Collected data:
* * * *

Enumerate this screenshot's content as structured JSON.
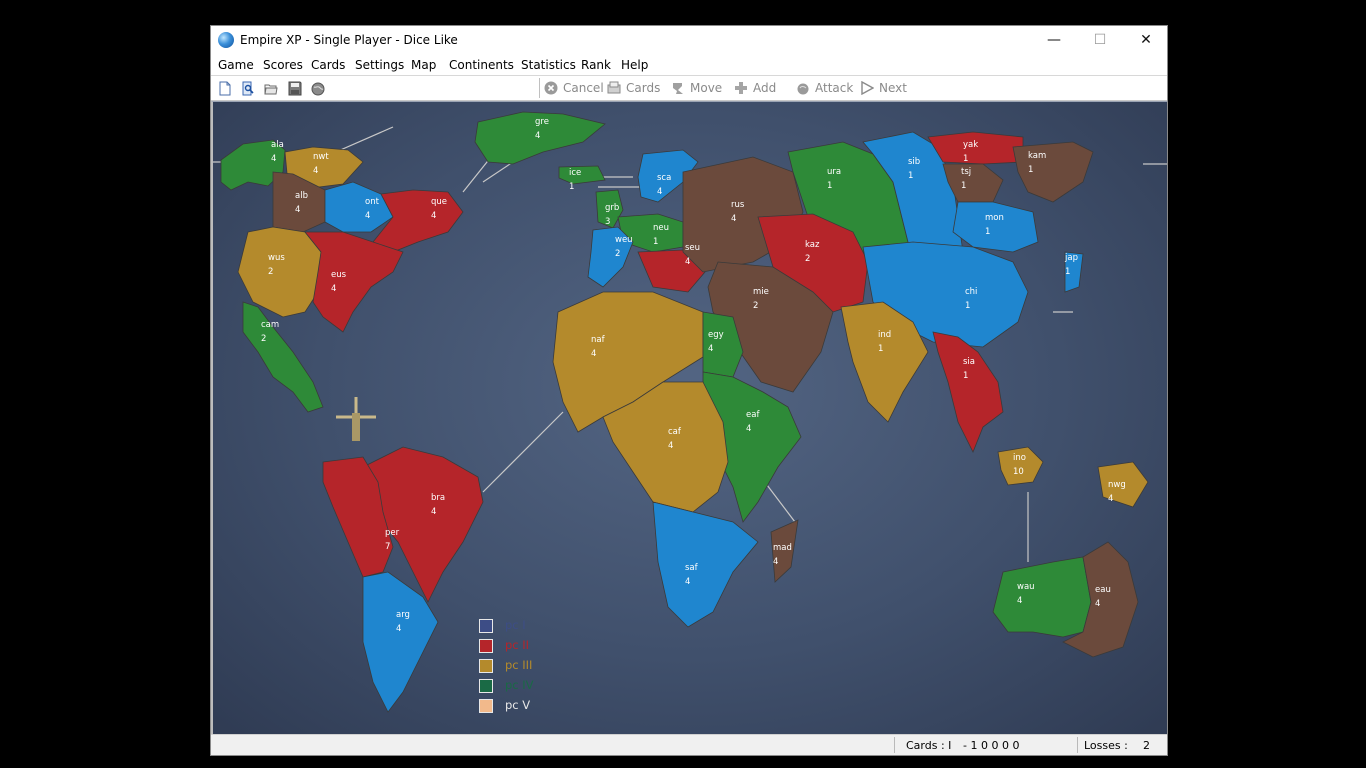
{
  "window": {
    "title": "Empire XP - Single Player - Dice Like",
    "minimize_glyph": "—",
    "maximize_glyph": "☐",
    "close_glyph": "✕"
  },
  "menu": [
    "Game",
    "Scores",
    "Cards",
    "Settings",
    "Map",
    "Continents",
    "Statistics",
    "Rank",
    "Help"
  ],
  "toolbar": {
    "file_icons": [
      "new-file-icon",
      "preview-icon",
      "open-folder-icon",
      "save-icon",
      "globe-icon"
    ],
    "cancel_label": "Cancel",
    "cards_label": "Cards",
    "move_label": "Move",
    "add_label": "Add",
    "attack_label": "Attack",
    "next_label": "Next"
  },
  "colors": {
    "player1": "#3d4d86",
    "player2": "#b5252a",
    "player3": "#b48a2c",
    "player4": "#2e8a38",
    "player5": "#f2b98b",
    "blue_territory": "#1f86cf",
    "brown_territory": "#6b4a3c",
    "orange_territory": "#d98a1c"
  },
  "territories": [
    {
      "code": "ala",
      "armies": "4"
    },
    {
      "code": "nwt",
      "armies": "4"
    },
    {
      "code": "gre",
      "armies": "4"
    },
    {
      "code": "alb",
      "armies": "4"
    },
    {
      "code": "ont",
      "armies": "4"
    },
    {
      "code": "que",
      "armies": "4"
    },
    {
      "code": "wus",
      "armies": "2"
    },
    {
      "code": "eus",
      "armies": "4"
    },
    {
      "code": "cam",
      "armies": "2"
    },
    {
      "code": "ice",
      "armies": "1"
    },
    {
      "code": "sca",
      "armies": "4"
    },
    {
      "code": "grb",
      "armies": "3"
    },
    {
      "code": "neu",
      "armies": "1"
    },
    {
      "code": "weu",
      "armies": "2"
    },
    {
      "code": "seu",
      "armies": "4"
    },
    {
      "code": "rus",
      "armies": "4"
    },
    {
      "code": "ura",
      "armies": "1"
    },
    {
      "code": "sib",
      "armies": "1"
    },
    {
      "code": "yak",
      "armies": "1"
    },
    {
      "code": "kam",
      "armies": "1"
    },
    {
      "code": "tsj",
      "armies": "1"
    },
    {
      "code": "mon",
      "armies": "1"
    },
    {
      "code": "jap",
      "armies": "1"
    },
    {
      "code": "kaz",
      "armies": "2"
    },
    {
      "code": "chi",
      "armies": "1"
    },
    {
      "code": "mie",
      "armies": "2"
    },
    {
      "code": "ind",
      "armies": "1"
    },
    {
      "code": "sia",
      "armies": "1"
    },
    {
      "code": "naf",
      "armies": "4"
    },
    {
      "code": "egy",
      "armies": "4"
    },
    {
      "code": "eaf",
      "armies": "4"
    },
    {
      "code": "caf",
      "armies": "4"
    },
    {
      "code": "saf",
      "armies": "4"
    },
    {
      "code": "mad",
      "armies": "4"
    },
    {
      "code": "bra",
      "armies": "4"
    },
    {
      "code": "per",
      "armies": "7"
    },
    {
      "code": "arg",
      "armies": "4"
    },
    {
      "code": "ino",
      "armies": "10"
    },
    {
      "code": "nwg",
      "armies": "4"
    },
    {
      "code": "wau",
      "armies": "4"
    },
    {
      "code": "eau",
      "armies": "4"
    }
  ],
  "legend": [
    {
      "label": "pc I",
      "color": "#3d4d86",
      "text_color": "#3d4d86"
    },
    {
      "label": "pc II",
      "color": "#b5252a",
      "text_color": "#b5252a"
    },
    {
      "label": "pc III",
      "color": "#b48a2c",
      "text_color": "#b48a2c"
    },
    {
      "label": "pc IV",
      "color": "#1a6a45",
      "text_color": "#1a6a45"
    },
    {
      "label": "pc V",
      "color": "#f2b98b",
      "text_color": "#e8e8e8"
    }
  ],
  "status": {
    "cards_label": "Cards : I",
    "cards_value": "- 1 0 0 0 0",
    "losses_label": "Losses :",
    "losses_value": "2"
  }
}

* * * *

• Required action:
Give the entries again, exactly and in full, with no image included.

• Task result:
Enumerate this screenshot's content as structured JSON.
{
  "window": {
    "title": "Empire XP - Single Player - Dice Like",
    "minimize_glyph": "—",
    "maximize_glyph": "☐",
    "close_glyph": "✕"
  },
  "menu": [
    "Game",
    "Scores",
    "Cards",
    "Settings",
    "Map",
    "Continents",
    "Statistics",
    "Rank",
    "Help"
  ],
  "toolbar": {
    "file_icons": [
      "new-file-icon",
      "preview-icon",
      "open-folder-icon",
      "save-icon",
      "globe-icon"
    ],
    "cancel_label": "Cancel",
    "cards_label": "Cards",
    "move_label": "Move",
    "add_label": "Add",
    "attack_label": "Attack",
    "next_label": "Next"
  },
  "colors": {
    "player1": "#3d4d86",
    "player2": "#b5252a",
    "player3": "#b48a2c",
    "player4": "#2e8a38",
    "player5": "#f2b98b",
    "blue_territory": "#1f86cf",
    "brown_territory": "#6b4a3c",
    "orange_territory": "#d98a1c"
  },
  "territories": [
    {
      "code": "ala",
      "armies": "4"
    },
    {
      "code": "nwt",
      "armies": "4"
    },
    {
      "code": "gre",
      "armies": "4"
    },
    {
      "code": "alb",
      "armies": "4"
    },
    {
      "code": "ont",
      "armies": "4"
    },
    {
      "code": "que",
      "armies": "4"
    },
    {
      "code": "wus",
      "armies": "2"
    },
    {
      "code": "eus",
      "armies": "4"
    },
    {
      "code": "cam",
      "armies": "2"
    },
    {
      "code": "ice",
      "armies": "1"
    },
    {
      "code": "sca",
      "armies": "4"
    },
    {
      "code": "grb",
      "armies": "3"
    },
    {
      "code": "neu",
      "armies": "1"
    },
    {
      "code": "weu",
      "armies": "2"
    },
    {
      "code": "seu",
      "armies": "4"
    },
    {
      "code": "rus",
      "armies": "4"
    },
    {
      "code": "ura",
      "armies": "1"
    },
    {
      "code": "sib",
      "armies": "1"
    },
    {
      "code": "yak",
      "armies": "1"
    },
    {
      "code": "kam",
      "armies": "1"
    },
    {
      "code": "tsj",
      "armies": "1"
    },
    {
      "code": "mon",
      "armies": "1"
    },
    {
      "code": "jap",
      "armies": "1"
    },
    {
      "code": "kaz",
      "armies": "2"
    },
    {
      "code": "chi",
      "armies": "1"
    },
    {
      "code": "mie",
      "armies": "2"
    },
    {
      "code": "ind",
      "armies": "1"
    },
    {
      "code": "sia",
      "armies": "1"
    },
    {
      "code": "naf",
      "armies": "4"
    },
    {
      "code": "egy",
      "armies": "4"
    },
    {
      "code": "eaf",
      "armies": "4"
    },
    {
      "code": "caf",
      "armies": "4"
    },
    {
      "code": "saf",
      "armies": "4"
    },
    {
      "code": "mad",
      "armies": "4"
    },
    {
      "code": "bra",
      "armies": "4"
    },
    {
      "code": "per",
      "armies": "7"
    },
    {
      "code": "arg",
      "armies": "4"
    },
    {
      "code": "ino",
      "armies": "10"
    },
    {
      "code": "nwg",
      "armies": "4"
    },
    {
      "code": "wau",
      "armies": "4"
    },
    {
      "code": "eau",
      "armies": "4"
    }
  ],
  "legend": [
    {
      "label": "pc I",
      "color": "#3d4d86",
      "text_color": "#3d4d86"
    },
    {
      "label": "pc II",
      "color": "#b5252a",
      "text_color": "#b5252a"
    },
    {
      "label": "pc III",
      "color": "#b48a2c",
      "text_color": "#b48a2c"
    },
    {
      "label": "pc IV",
      "color": "#1a6a45",
      "text_color": "#1a6a45"
    },
    {
      "label": "pc V",
      "color": "#f2b98b",
      "text_color": "#e8e8e8"
    }
  ],
  "status": {
    "cards_label": "Cards : I",
    "cards_value": "- 1 0 0 0 0",
    "losses_label": "Losses :",
    "losses_value": "2"
  }
}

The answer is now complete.